Quality must always come before quantity, but if you’re only publishing one blog post per month, you’re not going to see results in the same timeframe as you are if you’re publishing a weekly blog post, which in turn isn’t going to produce results within the same period as two weekly blog posts.
3. What’s happening after your blog posts are being published?
If blog posts are published on a blog and simply left, the blog will naturally develop over time. People will visit, they’ll return time and time again to see what’s new and your blog will be active.
However, by promoting your blog posts in a variety of ways – such as via social media or e-mail – you’ll find that the results appear considerably quicker than if the blog posts were just left on the blog to develop on their own with no assistance.
As with the number of blog posts produced, quality should always come first to quantity, but even a basic amount of social media activity should see your blog posts put in front of an audience that they simply wouldn’t have been if they were just left on the blog without any promotion.
4. Is social media being properly utilised?
We mentioned above that through social media, you can promote blog posts and raise the awareness of them, driving more visitors to your blog.
The problem that we so often see is that people fail to stick by the quality over quantity rule in various senses.
For instance, rather than working on developing a fantastic following on one or two popular and industry suitable platforms, they try to have a presence on half a dozen platforms, believing the more channels they can promote their content through, the better.
And yes, this is generally a great idea – but only if you can have a high quality, active presence on each platform. No one wants to see updates from a company who are just promoting their blog posts and the occasional bit of company news. They want to see a company who is regularly engaging with others, providing content of all types and interacting with their audience.
When this happens, you develop loyal followers, followers who are waiting for you to talk again, essentially giving you another established audience for your blog post content.
5. What do your statistics look like to date?

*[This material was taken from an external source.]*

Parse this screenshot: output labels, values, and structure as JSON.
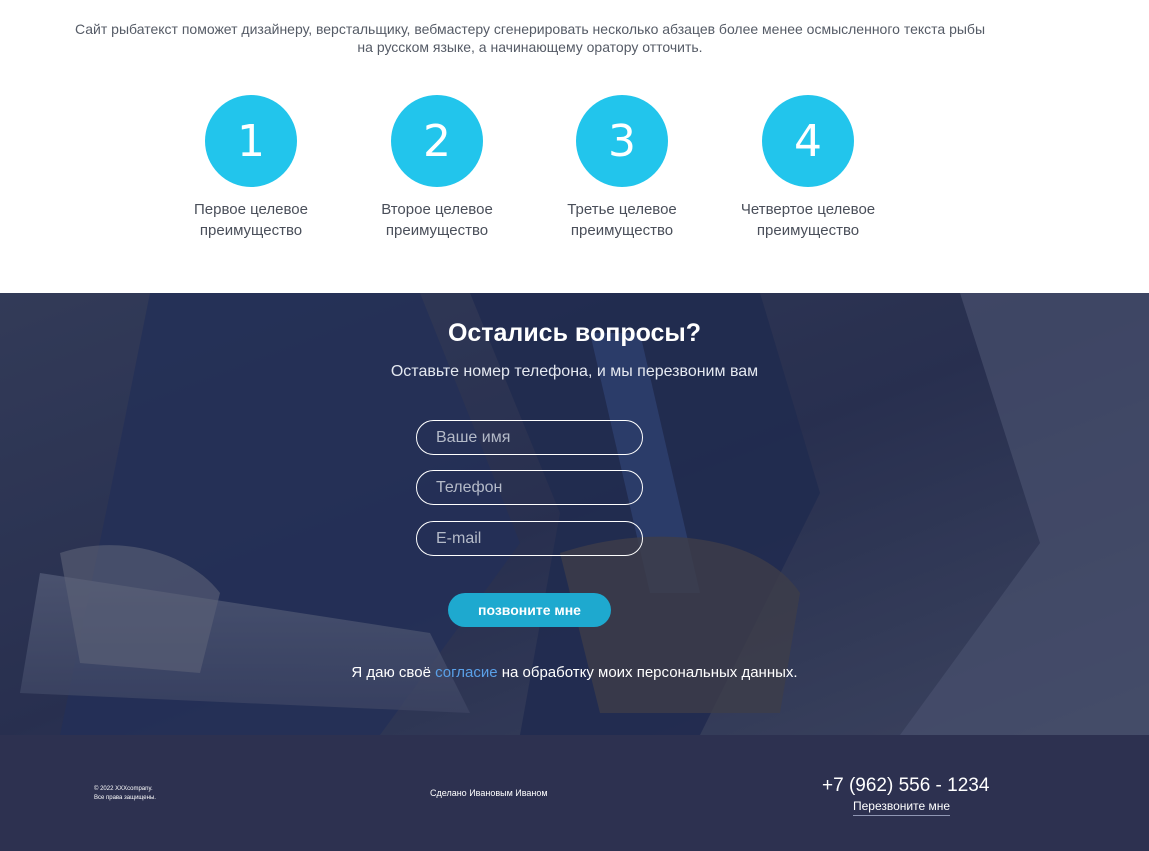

Whilst you should generally see great results from blogging by the six month point, the simple fact is no one can guarantee this. Just like SEO agencies can’t guarantee they’ll get you in the first position on Google for your chosen keywords, no one can say for definite that after six month’s of blogging, you’ll be seeing an x percent increase in traffic, y amount of top of funnel leads or z new clients – it’s an impossibility.
For some clients, the results of blogging are seen earlier than expected and for others, they take slightly longer. It really does vary from organisation to organisation and industry to industry and so it’s important that if you’re results aren’t as expected yet, you check your statistics so far to see if you’re heading in the right direction.
Are unique visitor numbers rising? What about returning visitor numbers? Does your ‘average time spent on site’ figure look healthy? Is your bounce rate decreasing?
If things look like they’re moving forward, chances are you’ll start to see the results you expect soon and it’s just been a slow start, as it can be.
Business blogging is still new. Yes, it’s been around for a few years and blogging itself has been available to utilise for over a decade, but compared to other digital resources, such as search engine optimisation, business blogging is still in its infancy (and there are plenty of people out there who don’t fully understand SEO – it’s just the nature of the resource).
And because of this, we – understandably – see people getting frustrated as the results of their blogging strategy aren’t being seen as quick – or to the extent – that they expected.
If this is the case, it’s important that you don’t simply give up on blogging, but instead take the time to work out why the expected results aren’t showing – there’s a chance it’s because of something to do with the blogging strategy itself, but there’s also every chance that the strategy is working perfectly and you simply need to reevaluate your expectations.